Proposed changes to unclaimed money

Introduction

1. The Government is proposing to make changes to the Unclaimed Money Act 1971 (the Act), with the aim of:

  • making it easier for people to claim amounts held in defunct accounts; and
  • reducing the administration costs for organisations holding unclaimed money.

2. The Act governs the administration of money held by an entity which cannot be attributed to an owner after a certain period has passed (the length of time varies and is either six or 25 years).

3. Inland Revenue’s Business Transformation April 2021 release offers an opportunity to modernise and simplify the administrative processes which underlie the operation of the Act.

Why the Government is considering changing the Act

4. A range of entities can hold unclaimed money. This includes banks, building societies, auctioneers, real estate agents, accountants, and motor vehicle traders.

5. While the Act establishes a process for owners to reclaim their unclaimed money, the Act has become out of date in many areas.
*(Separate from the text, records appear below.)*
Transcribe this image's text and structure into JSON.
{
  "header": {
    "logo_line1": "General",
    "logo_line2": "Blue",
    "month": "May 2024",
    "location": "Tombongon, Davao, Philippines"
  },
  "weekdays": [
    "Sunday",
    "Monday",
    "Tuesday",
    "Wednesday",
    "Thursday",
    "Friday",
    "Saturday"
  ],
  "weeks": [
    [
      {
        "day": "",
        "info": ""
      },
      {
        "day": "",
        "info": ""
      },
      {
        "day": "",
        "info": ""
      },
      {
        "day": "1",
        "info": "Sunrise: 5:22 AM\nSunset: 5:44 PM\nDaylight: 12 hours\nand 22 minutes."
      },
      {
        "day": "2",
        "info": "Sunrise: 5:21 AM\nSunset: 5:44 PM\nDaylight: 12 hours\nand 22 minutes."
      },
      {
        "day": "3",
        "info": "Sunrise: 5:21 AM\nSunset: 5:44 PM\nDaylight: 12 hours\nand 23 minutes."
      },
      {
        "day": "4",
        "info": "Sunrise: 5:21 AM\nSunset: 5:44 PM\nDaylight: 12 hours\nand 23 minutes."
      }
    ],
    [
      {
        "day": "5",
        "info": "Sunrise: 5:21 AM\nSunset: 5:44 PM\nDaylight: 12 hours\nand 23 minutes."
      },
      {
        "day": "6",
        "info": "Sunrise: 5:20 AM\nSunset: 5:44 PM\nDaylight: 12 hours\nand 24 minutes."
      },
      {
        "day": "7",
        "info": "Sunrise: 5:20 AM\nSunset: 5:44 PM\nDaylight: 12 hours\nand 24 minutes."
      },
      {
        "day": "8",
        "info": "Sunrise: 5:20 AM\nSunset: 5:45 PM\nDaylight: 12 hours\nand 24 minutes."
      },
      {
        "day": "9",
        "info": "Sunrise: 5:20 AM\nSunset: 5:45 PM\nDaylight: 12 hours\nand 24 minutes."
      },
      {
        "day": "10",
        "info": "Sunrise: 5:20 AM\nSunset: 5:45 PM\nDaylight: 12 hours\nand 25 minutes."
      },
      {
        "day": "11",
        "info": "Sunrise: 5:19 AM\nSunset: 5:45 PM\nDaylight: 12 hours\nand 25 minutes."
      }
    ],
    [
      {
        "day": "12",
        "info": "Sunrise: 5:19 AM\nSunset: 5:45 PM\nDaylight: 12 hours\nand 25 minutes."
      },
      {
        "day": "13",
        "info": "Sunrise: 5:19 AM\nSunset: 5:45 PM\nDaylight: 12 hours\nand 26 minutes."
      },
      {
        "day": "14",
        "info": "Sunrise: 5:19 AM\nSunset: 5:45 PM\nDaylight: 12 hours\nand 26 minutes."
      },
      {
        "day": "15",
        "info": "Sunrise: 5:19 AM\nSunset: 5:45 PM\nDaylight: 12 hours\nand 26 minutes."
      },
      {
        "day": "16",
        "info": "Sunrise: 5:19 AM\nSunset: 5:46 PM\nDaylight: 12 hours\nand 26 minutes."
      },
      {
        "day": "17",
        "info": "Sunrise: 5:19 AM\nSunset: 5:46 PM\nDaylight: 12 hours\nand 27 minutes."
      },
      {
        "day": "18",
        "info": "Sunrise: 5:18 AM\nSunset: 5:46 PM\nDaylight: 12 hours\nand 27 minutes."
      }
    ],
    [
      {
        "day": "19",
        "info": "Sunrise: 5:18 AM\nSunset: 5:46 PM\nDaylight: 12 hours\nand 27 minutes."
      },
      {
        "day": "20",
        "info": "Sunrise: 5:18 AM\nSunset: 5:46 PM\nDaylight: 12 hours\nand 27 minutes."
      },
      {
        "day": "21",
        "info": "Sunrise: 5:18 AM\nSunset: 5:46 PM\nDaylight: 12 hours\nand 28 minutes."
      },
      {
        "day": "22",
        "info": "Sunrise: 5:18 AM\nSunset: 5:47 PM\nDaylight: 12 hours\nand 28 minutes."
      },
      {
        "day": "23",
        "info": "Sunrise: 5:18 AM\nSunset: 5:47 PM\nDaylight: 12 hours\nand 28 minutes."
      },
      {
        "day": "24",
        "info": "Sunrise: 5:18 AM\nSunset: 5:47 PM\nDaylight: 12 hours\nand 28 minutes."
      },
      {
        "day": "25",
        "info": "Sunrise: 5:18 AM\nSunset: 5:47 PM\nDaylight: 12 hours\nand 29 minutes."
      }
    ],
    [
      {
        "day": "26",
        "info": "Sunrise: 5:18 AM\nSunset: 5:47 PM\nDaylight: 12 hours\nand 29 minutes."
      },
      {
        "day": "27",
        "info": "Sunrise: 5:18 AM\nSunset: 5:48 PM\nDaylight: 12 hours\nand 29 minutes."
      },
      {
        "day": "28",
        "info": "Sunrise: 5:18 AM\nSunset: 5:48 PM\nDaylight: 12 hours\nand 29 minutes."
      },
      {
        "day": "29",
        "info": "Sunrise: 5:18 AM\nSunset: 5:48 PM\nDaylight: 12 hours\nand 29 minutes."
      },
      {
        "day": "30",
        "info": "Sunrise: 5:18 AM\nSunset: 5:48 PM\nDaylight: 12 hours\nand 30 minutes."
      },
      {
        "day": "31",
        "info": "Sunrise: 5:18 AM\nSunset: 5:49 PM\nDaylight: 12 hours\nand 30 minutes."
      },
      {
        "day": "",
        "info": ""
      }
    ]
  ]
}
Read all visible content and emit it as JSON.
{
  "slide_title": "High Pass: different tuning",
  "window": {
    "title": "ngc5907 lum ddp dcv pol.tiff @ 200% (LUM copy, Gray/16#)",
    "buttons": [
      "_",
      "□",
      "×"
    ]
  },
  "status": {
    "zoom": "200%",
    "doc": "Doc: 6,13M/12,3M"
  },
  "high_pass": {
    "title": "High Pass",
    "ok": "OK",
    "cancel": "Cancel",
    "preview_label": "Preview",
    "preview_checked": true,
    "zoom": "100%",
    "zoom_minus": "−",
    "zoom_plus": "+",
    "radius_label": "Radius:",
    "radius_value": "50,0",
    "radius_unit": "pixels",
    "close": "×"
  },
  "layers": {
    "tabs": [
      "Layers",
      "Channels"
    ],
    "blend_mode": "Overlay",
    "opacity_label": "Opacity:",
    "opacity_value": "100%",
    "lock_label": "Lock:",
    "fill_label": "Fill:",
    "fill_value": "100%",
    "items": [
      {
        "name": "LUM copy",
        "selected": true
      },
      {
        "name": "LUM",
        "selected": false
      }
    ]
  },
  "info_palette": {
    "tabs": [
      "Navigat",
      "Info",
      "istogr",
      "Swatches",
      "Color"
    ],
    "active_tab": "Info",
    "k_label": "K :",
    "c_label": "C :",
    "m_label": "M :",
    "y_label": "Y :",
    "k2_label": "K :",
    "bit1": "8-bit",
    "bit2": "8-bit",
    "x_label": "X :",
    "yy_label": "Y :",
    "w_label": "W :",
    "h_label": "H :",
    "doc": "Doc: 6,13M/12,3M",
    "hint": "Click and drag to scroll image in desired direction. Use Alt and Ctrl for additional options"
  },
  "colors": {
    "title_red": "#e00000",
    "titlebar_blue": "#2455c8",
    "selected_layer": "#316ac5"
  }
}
For example, the Act requires holders of unclaimed money to maintain a physical register that contains the details of unclaimed money arising over the previous year and to make this register available for inspection at their head office in New Zealand. In the digital age this may now be an onerous requirement for many businesses.

6. Holders of unclaimed money are also required to retain unclaimed money for several years before sending it to Inland Revenue.

The proposed changes

7. The Government is considering several proposals that would allow it to more efficiently administer unclaimed money, including:

  • Reducing the period of time that money must sit in an account before it is deemed unclaimed. Currently this period is either six or 25 years, depending on the nature of the account.
  • Removing the requirement for unclaimed money holders to:
    • Hold unclaimed money and associated information for an extended period after the funds become unclaimed money. Instead, unclaimed money could be transferred to Inland Revenue more quickly, or even immediately (this would effectively make Inland Revenue the first point of contact for many unclaimed money claimants).
    • Keep a register of unclaimed money at their head offices. Instead, this could be held electronically (if a register is still required).
    • Provide occupation information for owners of unclaimed money. Instead, it would be more useful for holders of unclaimed money to provide IRD numbers and any other information that would improve Inland Revenue’s ability to verify a claimant’s identity.
    • Make detailed information about unclaimed money publicly available on their register. Instead, disclosure requirements could be reduced. This would improve privacy and reduce the risk of fraudulent claims.
  • Reviewing the threshold for unclaimed money (currently $100). This threshold could either be raised to reduce compliance costs for unclaimed money holders, or, alternatively, reduced to zero.
  • Considering a time bar for claiming unclaimed money. Currently there is no time bar in place. This means that claims for unclaimed money can theoretically be made for all periods going back to the first unclaimed money record.
  • Defining the Act as an Inland Revenue Act under the Tax Administration Act 1994. This would allow Inland Revenue to use the information that it holds to improve its matching ability and reduce its administration costs.
  • Requiring unclaimed money holders to provide unclaimed money information and funds to Inland Revenue electronically and in a standard format. This would reduce Inland Revenue’s administration costs by improving the matching of unclaimed money with potential owners in Inland Revenue’s systems and reducing the amount of manual processing required.

Next steps

8. Inland Revenue officials have identified several unclaimed money holders and are seeking their views on the proposed changes.

9. The Government also welcomes submissions on the proposals from other interested parties.

Making a submission

10. The closing date for submissions is 28 February 2020.

11. Send your submission by email to [email protected] with “Unclaimed money” in the subject line.

12. Alternatively, send your submission by post to:

Unclaimed money
C/- Deputy Commissioner, Policy and Strategy
Inland Revenue Department
PO Box 2198
Wellington 6140

13. We may receive requests about unclaimed money under the Official Information Act 1982, including requests for copies of submissions. Any information withheld will be decided using this Act. Please let us know in your submission if there is anything that you wish to withhold.

Question and answer

Q. I think I may have unclaimed money owing to me. What do I do?

A. Inland Revenue maintains a database of the names of individuals and entities that are owed unclaimed money.

People who believe they are the owners of unclaimed money should send their full name, address, IRD number, and proof of identity to [email protected]

For more information see https://www.classic.ird.govt.nz/unclaimed-money/.